Your goal:
How many lines of the records below contain the word "MIDI"? Answer with the number alone.

Data extracted from a collection:
↓
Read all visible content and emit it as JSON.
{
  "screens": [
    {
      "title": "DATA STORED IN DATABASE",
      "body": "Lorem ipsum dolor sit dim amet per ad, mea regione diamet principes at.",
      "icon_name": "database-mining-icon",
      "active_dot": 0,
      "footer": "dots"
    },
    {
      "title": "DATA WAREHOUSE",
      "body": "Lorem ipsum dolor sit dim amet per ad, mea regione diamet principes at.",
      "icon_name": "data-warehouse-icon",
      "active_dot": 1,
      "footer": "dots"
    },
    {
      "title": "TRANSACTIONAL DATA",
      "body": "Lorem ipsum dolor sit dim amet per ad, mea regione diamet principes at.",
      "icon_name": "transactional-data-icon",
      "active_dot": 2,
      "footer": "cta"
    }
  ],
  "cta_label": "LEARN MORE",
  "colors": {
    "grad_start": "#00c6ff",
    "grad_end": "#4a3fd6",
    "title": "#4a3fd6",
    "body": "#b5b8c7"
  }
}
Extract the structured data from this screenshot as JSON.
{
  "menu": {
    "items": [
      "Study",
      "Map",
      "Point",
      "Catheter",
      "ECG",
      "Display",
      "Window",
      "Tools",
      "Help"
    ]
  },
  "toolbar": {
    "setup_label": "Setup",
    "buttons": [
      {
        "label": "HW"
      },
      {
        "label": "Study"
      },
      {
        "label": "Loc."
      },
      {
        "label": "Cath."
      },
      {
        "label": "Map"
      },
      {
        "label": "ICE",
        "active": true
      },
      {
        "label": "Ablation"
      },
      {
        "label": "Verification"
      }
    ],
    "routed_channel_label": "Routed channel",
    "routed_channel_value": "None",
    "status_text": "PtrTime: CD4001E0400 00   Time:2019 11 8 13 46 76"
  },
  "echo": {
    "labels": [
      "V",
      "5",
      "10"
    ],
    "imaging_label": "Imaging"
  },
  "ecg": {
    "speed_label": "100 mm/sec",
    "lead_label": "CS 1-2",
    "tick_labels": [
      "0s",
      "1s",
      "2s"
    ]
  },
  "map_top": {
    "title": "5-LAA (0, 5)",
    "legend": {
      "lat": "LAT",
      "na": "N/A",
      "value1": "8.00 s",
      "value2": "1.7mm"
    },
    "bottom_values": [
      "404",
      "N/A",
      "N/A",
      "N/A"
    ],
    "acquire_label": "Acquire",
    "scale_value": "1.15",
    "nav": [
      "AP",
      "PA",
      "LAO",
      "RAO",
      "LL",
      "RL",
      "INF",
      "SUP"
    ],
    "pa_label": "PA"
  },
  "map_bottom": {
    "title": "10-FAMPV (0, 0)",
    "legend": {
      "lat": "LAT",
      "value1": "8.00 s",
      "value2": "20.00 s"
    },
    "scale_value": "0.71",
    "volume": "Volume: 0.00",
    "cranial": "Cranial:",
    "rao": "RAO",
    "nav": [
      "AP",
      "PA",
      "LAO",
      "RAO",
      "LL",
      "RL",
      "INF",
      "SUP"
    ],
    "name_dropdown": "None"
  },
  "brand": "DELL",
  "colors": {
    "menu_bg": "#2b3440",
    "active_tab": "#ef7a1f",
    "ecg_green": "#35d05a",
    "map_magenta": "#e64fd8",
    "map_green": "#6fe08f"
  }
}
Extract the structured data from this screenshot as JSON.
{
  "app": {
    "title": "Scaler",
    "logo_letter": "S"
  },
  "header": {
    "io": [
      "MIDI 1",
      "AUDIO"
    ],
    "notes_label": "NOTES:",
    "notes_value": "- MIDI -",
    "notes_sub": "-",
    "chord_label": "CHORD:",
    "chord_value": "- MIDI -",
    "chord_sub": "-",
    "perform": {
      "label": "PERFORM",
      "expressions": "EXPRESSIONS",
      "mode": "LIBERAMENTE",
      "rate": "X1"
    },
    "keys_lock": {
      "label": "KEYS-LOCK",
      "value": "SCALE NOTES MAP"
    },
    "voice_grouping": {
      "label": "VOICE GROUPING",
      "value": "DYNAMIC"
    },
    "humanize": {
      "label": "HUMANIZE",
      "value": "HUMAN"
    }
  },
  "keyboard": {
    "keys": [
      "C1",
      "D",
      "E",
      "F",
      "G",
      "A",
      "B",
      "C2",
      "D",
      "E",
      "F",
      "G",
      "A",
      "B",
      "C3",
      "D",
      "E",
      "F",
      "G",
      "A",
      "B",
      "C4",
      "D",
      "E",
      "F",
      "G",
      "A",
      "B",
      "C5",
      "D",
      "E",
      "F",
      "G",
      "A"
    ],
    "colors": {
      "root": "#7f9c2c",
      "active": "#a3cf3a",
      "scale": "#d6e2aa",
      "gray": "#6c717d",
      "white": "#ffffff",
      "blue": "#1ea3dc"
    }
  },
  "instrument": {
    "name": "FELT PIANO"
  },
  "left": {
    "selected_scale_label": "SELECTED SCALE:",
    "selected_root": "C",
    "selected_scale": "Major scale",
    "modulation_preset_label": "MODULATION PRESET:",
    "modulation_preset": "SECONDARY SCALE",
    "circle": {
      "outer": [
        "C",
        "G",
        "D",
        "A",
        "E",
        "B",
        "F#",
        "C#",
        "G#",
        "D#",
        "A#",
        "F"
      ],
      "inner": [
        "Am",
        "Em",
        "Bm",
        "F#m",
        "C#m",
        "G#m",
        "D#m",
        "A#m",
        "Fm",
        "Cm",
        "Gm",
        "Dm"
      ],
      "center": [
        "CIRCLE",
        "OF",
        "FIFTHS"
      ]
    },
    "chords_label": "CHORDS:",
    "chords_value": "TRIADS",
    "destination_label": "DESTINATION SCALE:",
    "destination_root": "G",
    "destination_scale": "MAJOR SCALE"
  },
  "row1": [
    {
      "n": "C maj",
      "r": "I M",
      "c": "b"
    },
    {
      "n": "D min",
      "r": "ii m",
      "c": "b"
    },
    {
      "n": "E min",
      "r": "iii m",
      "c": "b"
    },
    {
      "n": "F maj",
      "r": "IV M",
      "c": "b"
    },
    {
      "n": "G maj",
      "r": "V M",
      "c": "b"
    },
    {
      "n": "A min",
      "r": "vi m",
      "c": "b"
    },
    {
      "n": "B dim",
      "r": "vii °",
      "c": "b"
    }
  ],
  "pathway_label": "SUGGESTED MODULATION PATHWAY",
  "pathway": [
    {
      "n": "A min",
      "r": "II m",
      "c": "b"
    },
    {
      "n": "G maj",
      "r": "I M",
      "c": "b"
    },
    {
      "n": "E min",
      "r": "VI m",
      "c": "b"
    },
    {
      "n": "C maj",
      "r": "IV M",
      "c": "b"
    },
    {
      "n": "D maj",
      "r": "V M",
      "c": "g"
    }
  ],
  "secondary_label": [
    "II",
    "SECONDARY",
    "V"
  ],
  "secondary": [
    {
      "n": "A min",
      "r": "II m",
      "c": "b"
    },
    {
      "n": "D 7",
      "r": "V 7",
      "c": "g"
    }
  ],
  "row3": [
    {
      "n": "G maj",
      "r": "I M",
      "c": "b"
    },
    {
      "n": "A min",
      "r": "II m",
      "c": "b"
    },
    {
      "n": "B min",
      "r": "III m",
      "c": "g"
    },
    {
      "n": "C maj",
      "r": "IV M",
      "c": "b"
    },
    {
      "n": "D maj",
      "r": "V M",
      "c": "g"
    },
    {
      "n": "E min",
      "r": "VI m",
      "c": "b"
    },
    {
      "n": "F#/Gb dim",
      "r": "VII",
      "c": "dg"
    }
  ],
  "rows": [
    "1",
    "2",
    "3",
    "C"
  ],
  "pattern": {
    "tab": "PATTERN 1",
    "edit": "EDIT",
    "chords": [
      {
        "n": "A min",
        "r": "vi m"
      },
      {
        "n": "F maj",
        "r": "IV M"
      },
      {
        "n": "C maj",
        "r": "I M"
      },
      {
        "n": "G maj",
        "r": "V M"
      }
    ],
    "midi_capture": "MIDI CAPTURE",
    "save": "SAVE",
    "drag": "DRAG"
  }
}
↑
Written response:
4